Such a system should have included emptying the fuel tank, using a gas detector, and having an effective system to authorise hot work, he said.
"Contractors were not always required to obtain permits for doing such work," Mount added.
He argued that a fine of $400,000 was appropriate.
However, Mount did accept that there was no evidence to suggest that Salter was aware anyone was welding on the tanks on the day of the explosion, but submitted that should not be a mitigating factor.
Salter has previously told the Herald that he didn't know Bowring was on the site the day of the accident or why he was welding, but pleaded guilty to the charges laid by WorkSafe.
The court heard that tank 20, which Bowring was working on, had been labelled as a diesel tank, however, it was used instead for waste oil and held a combination of fuels and gas.
Bowring was on the site after offering to help his mother's partner, Trevor Ackers, carry out some maintenance work on the tanks.
He had taken a sick day from his usual job at GT Engineering.
Ackers' Huntly business RaceWorks, which was also charged after the accident, had been contracted to Salter's Cartage.
Salter has also questioned why Ackers has never been charged by WorkSafe.
"It's incredible that Trevor has never been charged with anything yet he instructed him to do the welding. But on my site, I'm responsible and there's no two ways about that, even though I did not know, they say I should have known. [But Jamey] never reported to the office," he previously told the Herald.
Today a statement from Salter was read to the court by his counsel Stephen Bonnar QC, after the director was seemingly overcome with emotion.
He told Bowring's family that he was "so sorry for the loss of your son" which occurred on his watch.
He said his company was very different from what it was two years ago and has made "major and systematic changes" and employed a health and safety manager to oversee the site.
Bonnar also said his client, like Bowring's family, had to live with the tragedy for the rest of his life.

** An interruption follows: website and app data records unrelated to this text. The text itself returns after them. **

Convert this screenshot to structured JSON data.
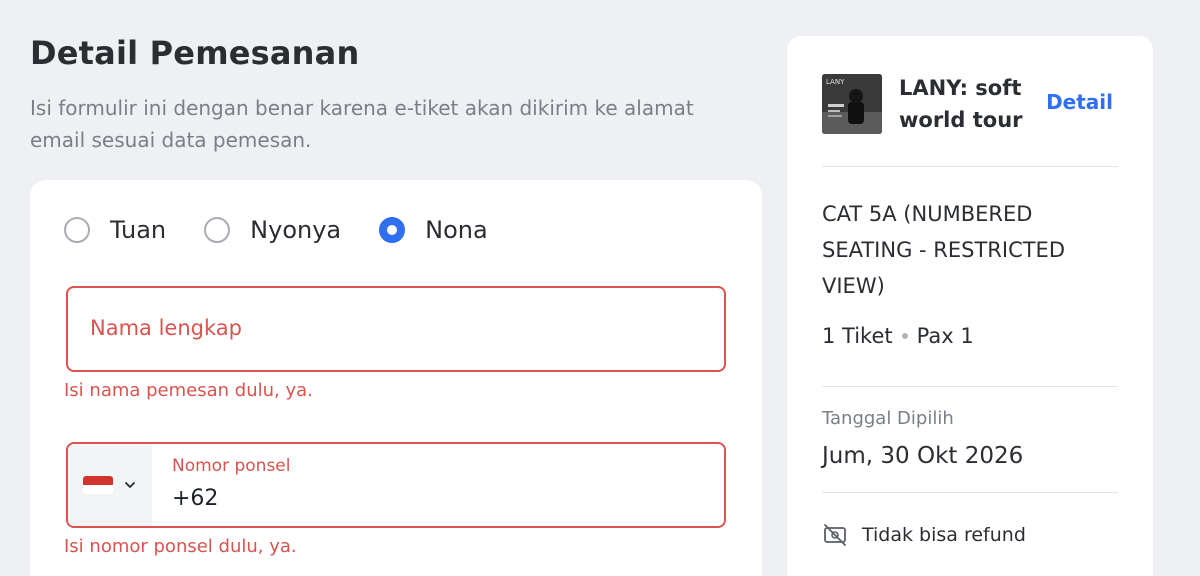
{
  "header": {
    "title": "Detail Pemesanan",
    "subtitle": "Isi formulir ini dengan benar karena e-tiket akan dikirim ke alamat email sesuai data pemesan."
  },
  "form": {
    "titles": [
      {
        "label": "Tuan",
        "checked": false
      },
      {
        "label": "Nyonya",
        "checked": false
      },
      {
        "label": "Nona",
        "checked": true
      }
    ],
    "name_placeholder": "Nama lengkap",
    "name_error": "Isi nama pemesan dulu, ya.",
    "phone_label": "Nomor ponsel",
    "phone_value": "+62",
    "phone_error": "Isi nomor ponsel dulu, ya.",
    "country_flag": "indonesia-flag-icon"
  },
  "summary": {
    "event_title": "LANY: soft world tour",
    "thumb_text": "LANY",
    "detail_label": "Detail",
    "category": "CAT 5A (NUMBERED SEATING - RESTRICTED VIEW)",
    "tickets": "1 Tiket",
    "pax": "Pax 1",
    "date_label": "Tanggal Dipilih",
    "date_value": "Jum, 30 Okt 2026",
    "refund": "Tidak bisa refund"
  },
  "colors": {
    "accent": "#2f6ff0",
    "error": "#d9534f",
    "background": "#eff0f4"
  }
}
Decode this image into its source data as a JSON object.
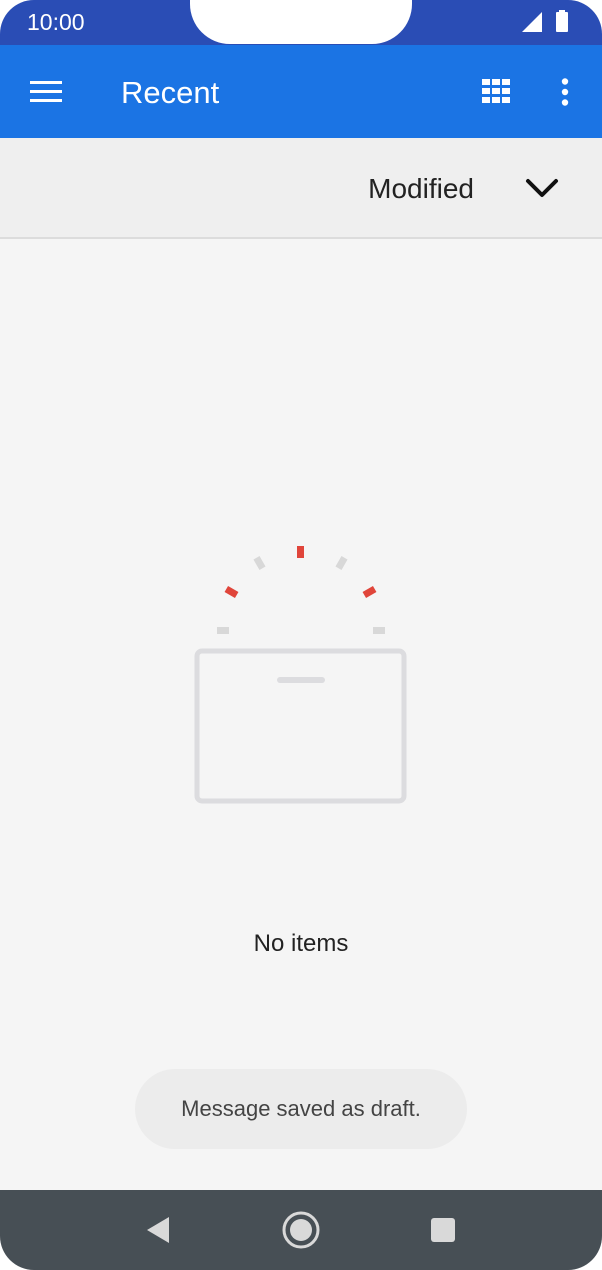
{
  "status_bar": {
    "time": "10:00",
    "icons": [
      "signal-icon",
      "battery-icon"
    ]
  },
  "app_bar": {
    "title": "Recent",
    "icons": [
      "menu-icon",
      "grid-view-icon",
      "more-options-icon"
    ]
  },
  "sort_bar": {
    "label": "Modified",
    "icon": "chevron-down-icon"
  },
  "empty_state": {
    "icon": "empty-folder-icon",
    "message": "No items"
  },
  "toast": {
    "message": "Message saved as draft."
  },
  "nav_bar": {
    "icons": [
      "back-icon",
      "home-icon",
      "recents-icon"
    ]
  },
  "colors": {
    "status_bar": "#2a4db5",
    "app_bar": "#1b74e4",
    "sort_bar": "#efefef",
    "background": "#f5f5f5",
    "nav_bar": "#474f55",
    "accent_red": "#e0453a",
    "tick_gray": "#d8d8d8"
  }
}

"I'm not going to beat around the bush. On any assessment here, culpability here is high," he said.
Since the explosion Salter's Cartage has spent $1.5 million to repair the site and bring it up to a "very good standard" of safety compliance, Bonnar said.
He argued that his client and company should be fined $320,000.
The day after the explosion Auckland Council also released a statement that it had issued an abatement notice to Salter's Cartage a month prior.
"On 6 August 2015, Auckland Council staff visited Salter's Cartage for a routine compliance inspection and subsequently an abatement notice was issued for concerns with certain ducting and internal processes," the statement read.
Salter's Cartage was asked to provide an action plan to remedy issues by the end of September.
There were also more than 60 complaints before the explosion about gas and fume odour in the area, however, it is understood there is no evidence to suggest it was related to the explosion.